◆ GIVEN DATA
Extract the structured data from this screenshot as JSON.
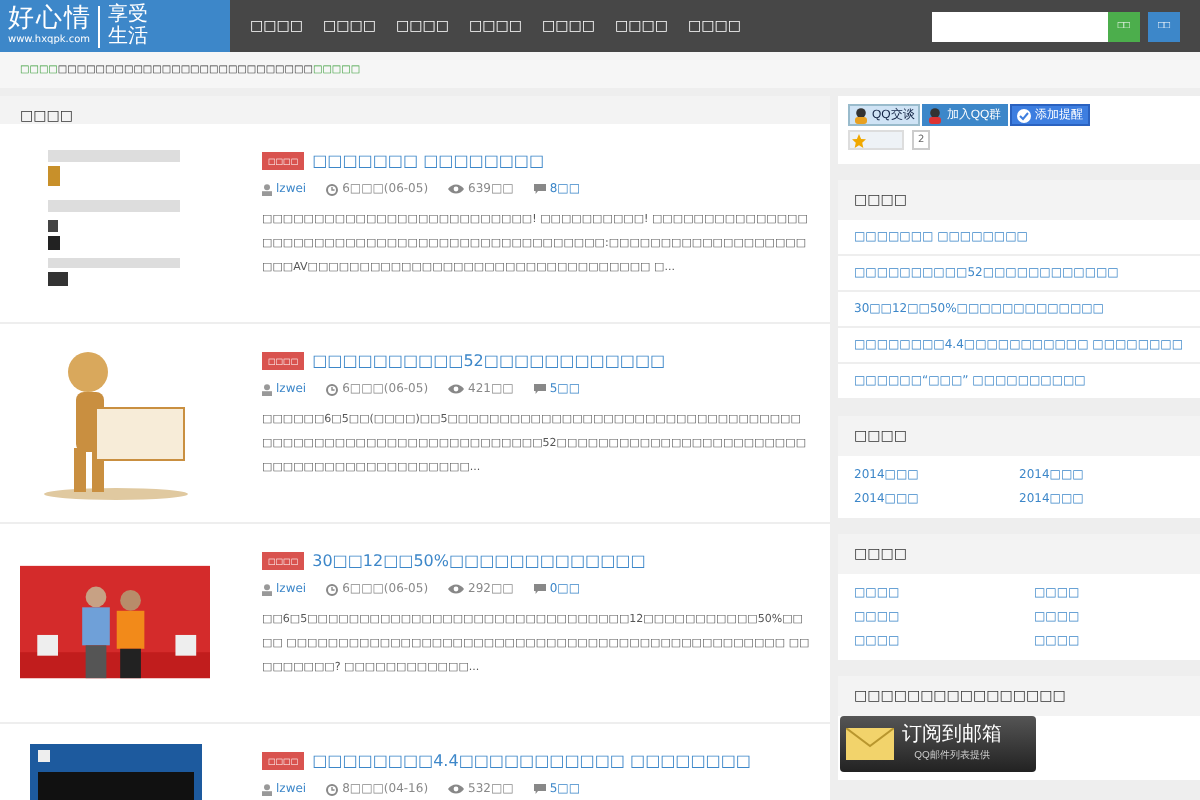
{
  "header": {
    "logo": {
      "name": "好心情",
      "url": "www.hxqpk.com",
      "slogan": "享受生活"
    },
    "nav": [
      "□□□□",
      "□□□□",
      "□□□□",
      "□□□□",
      "□□□□",
      "□□□□",
      "□□□□"
    ],
    "search": {
      "buttons": [
        "□□",
        "□□"
      ]
    }
  },
  "notice": [
    {
      "text": "□□□□",
      "highlight": true
    },
    {
      "text": "□□□□□□□□□□□□□□□□□□□□□□□□□□□",
      "highlight": false
    },
    {
      "text": "□□□□□",
      "highlight": true
    }
  ],
  "main": {
    "heading": "□□□□",
    "articles": [
      {
        "tag": "□□□□",
        "title": "□□□□□□□ □□□□□□□□",
        "author": "lzwei",
        "time": "6□□□(06-05)",
        "views": "639□□",
        "comments": "8□□",
        "excerpt": "□□□□□□□□□□□□□□□□□□□□□□□□□□! □□□□□□□□□□! □□□□□□□□□□□□□□□□□□□□□□□□□□□□□□□□□□□□□□□□□□□□□□□□:□□□□□□□□□□□□□□□□□□□ □□□AV□□□□□□□□□□□□□□□□□□□□□□□□□□□□□□□□□ □..."
      },
      {
        "tag": "□□□□",
        "title": "□□□□□□□□□□52□□□□□□□□□□□□",
        "author": "lzwei",
        "time": "6□□□(06-05)",
        "views": "421□□",
        "comments": "5□□",
        "excerpt": "□□□□□□6□5□□(□□□□)□□5□□□□□□□□□□□□□□□□□□□□□□□□□□□□□□□□□□□□□□□□□□□□□□□□□□□□□□□□□□□□□52□□□□□□□□□□□□□□□□□□□□□□□□□□□□□□□□□□□□□□□□□□□□..."
      },
      {
        "tag": "□□□□",
        "title": "30□□12□□50%□□□□□□□□□□□□□",
        "author": "lzwei",
        "time": "6□□□(06-05)",
        "views": "292□□",
        "comments": "0□□",
        "excerpt": "□□6□5□□□□□□□□□□□□□□□□□□□□□□□□□□□□□□□12□□□□□□□□□□□50%□□□□ □□□□□□□□□□□□□□□□□□□□□□□□□□□□□□□□□□□□□□□□□□□□□□□□ □□□□□□□□□? □□□□□□□□□□□□..."
      },
      {
        "tag": "□□□□",
        "title": "□□□□□□□□4.4□□□□□□□□□□□ □□□□□□□□",
        "author": "lzwei",
        "time": "8□□□(04-16)",
        "views": "532□□",
        "comments": "5□□"
      }
    ]
  },
  "sidebar": {
    "social": [
      "QQ交谈",
      "加入QQ群",
      "添加提醒"
    ],
    "star_count": "2",
    "recent": {
      "title": "□□□□",
      "items": [
        "□□□□□□□ □□□□□□□□",
        "□□□□□□□□□□52□□□□□□□□□□□□",
        "30□□12□□50%□□□□□□□□□□□□□",
        "□□□□□□□□4.4□□□□□□□□□□□ □□□□□□□□",
        "□□□□□□“□□□” □□□□□□□□□□"
      ]
    },
    "archive": {
      "title": "□□□□",
      "items": [
        "2014□□□",
        "2014□□□",
        "2014□□□",
        "2014□□□"
      ]
    },
    "categories": {
      "title": "□□□□",
      "items": [
        "□□□□",
        "□□□□",
        "□□□□",
        "□□□□",
        "□□□□",
        "□□□□"
      ]
    },
    "subscribe": {
      "title": "□□□□□□□□□□□□□□□□",
      "button": "订阅到邮箱",
      "note": "QQ邮件列表提供"
    }
  }
}
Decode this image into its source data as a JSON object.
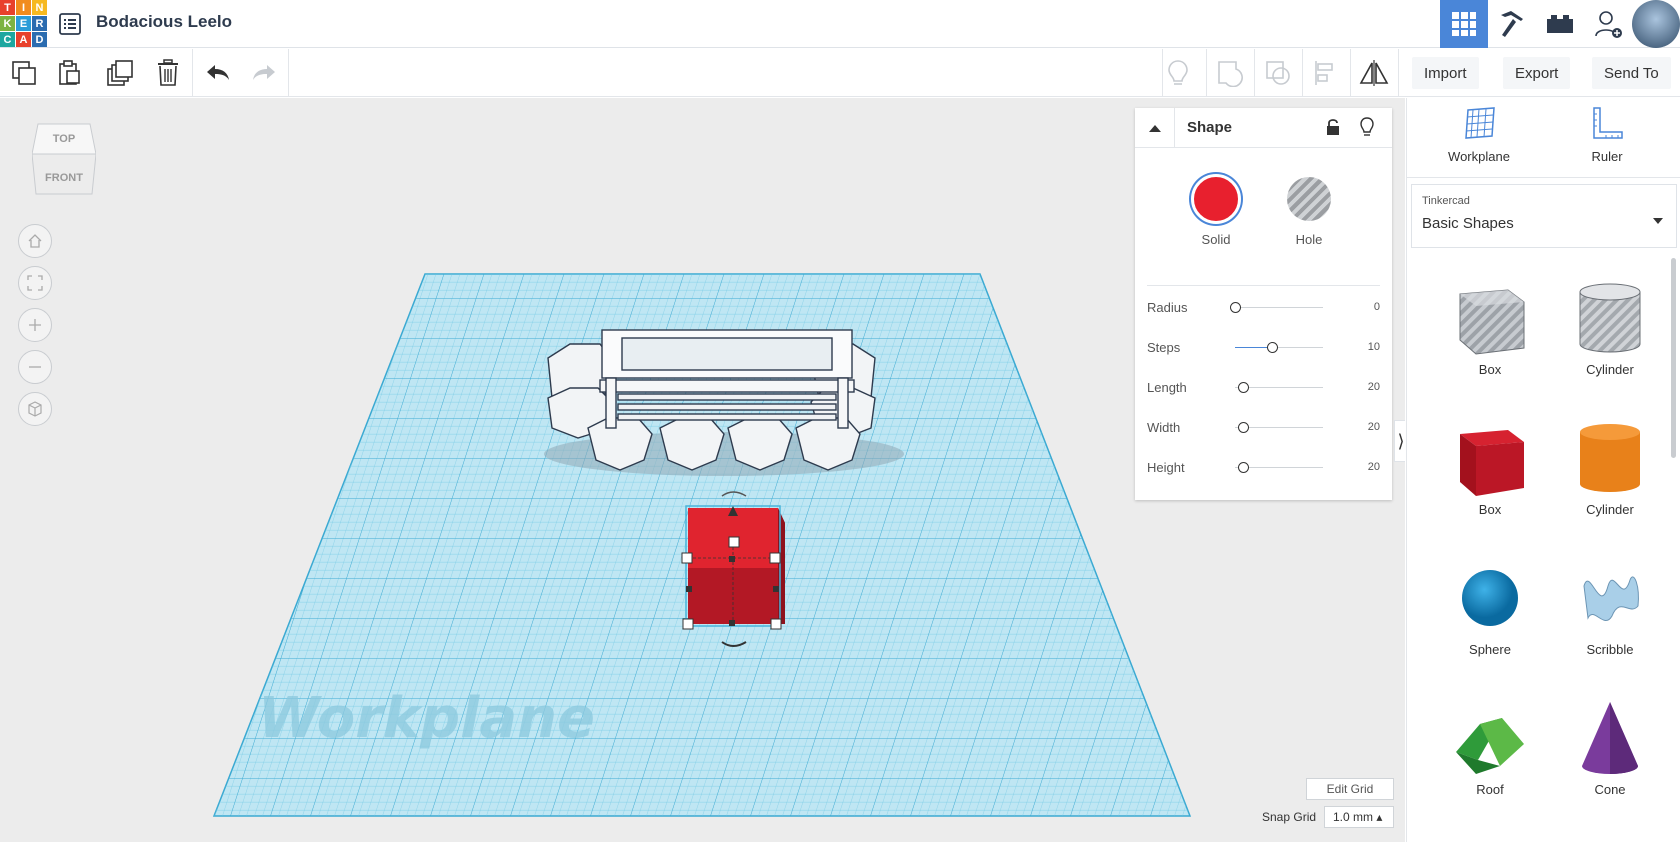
{
  "app": {
    "logo_letters": [
      "T",
      "I",
      "N",
      "K",
      "E",
      "R",
      "C",
      "A",
      "D"
    ],
    "logo_colors": [
      "#e8412c",
      "#f18c1e",
      "#f6b920",
      "#7cb342",
      "#2b9cd8",
      "#2b6cb0",
      "#1ea7a0",
      "#e8412c",
      "#2b6cb0"
    ],
    "project_title": "Bodacious Leelo"
  },
  "topbar": {
    "icons": [
      "3d-design-grid-icon",
      "minecraft-pickaxe-icon",
      "lego-brick-icon",
      "add-user-icon",
      "user-avatar"
    ]
  },
  "toolbar": {
    "import_label": "Import",
    "export_label": "Export",
    "sendto_label": "Send To"
  },
  "viewcube": {
    "top": "TOP",
    "front": "FRONT"
  },
  "shape_panel": {
    "title": "Shape",
    "solid_label": "Solid",
    "hole_label": "Hole",
    "solid_color": "#e8202e",
    "props": [
      {
        "label": "Radius",
        "value": "0",
        "fraction": 0.0
      },
      {
        "label": "Steps",
        "value": "10",
        "fraction": 0.42
      },
      {
        "label": "Length",
        "value": "20",
        "fraction": 0.0
      },
      {
        "label": "Width",
        "value": "20",
        "fraction": 0.0
      },
      {
        "label": "Height",
        "value": "20",
        "fraction": 0.0
      }
    ]
  },
  "workplane": {
    "watermark": "Workplane",
    "edit_grid_label": "Edit Grid",
    "snap_label": "Snap Grid",
    "snap_value": "1.0 mm ▴"
  },
  "sidebar": {
    "workplane_label": "Workplane",
    "ruler_label": "Ruler",
    "library_category": "Tinkercad",
    "library_name": "Basic Shapes",
    "shapes": [
      {
        "label": "Box",
        "kind": "box-hole"
      },
      {
        "label": "Cylinder",
        "kind": "cylinder-hole"
      },
      {
        "label": "Box",
        "kind": "box-red"
      },
      {
        "label": "Cylinder",
        "kind": "cylinder-orange"
      },
      {
        "label": "Sphere",
        "kind": "sphere"
      },
      {
        "label": "Scribble",
        "kind": "scribble"
      },
      {
        "label": "Roof",
        "kind": "roof"
      },
      {
        "label": "Cone",
        "kind": "cone"
      }
    ]
  }
}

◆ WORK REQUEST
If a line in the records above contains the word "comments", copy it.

◆ WRITTEN SOLUTION
        "comments": "8□□",
        "comments": "5□□",
        "comments": "0□□",
        "comments": "5□□"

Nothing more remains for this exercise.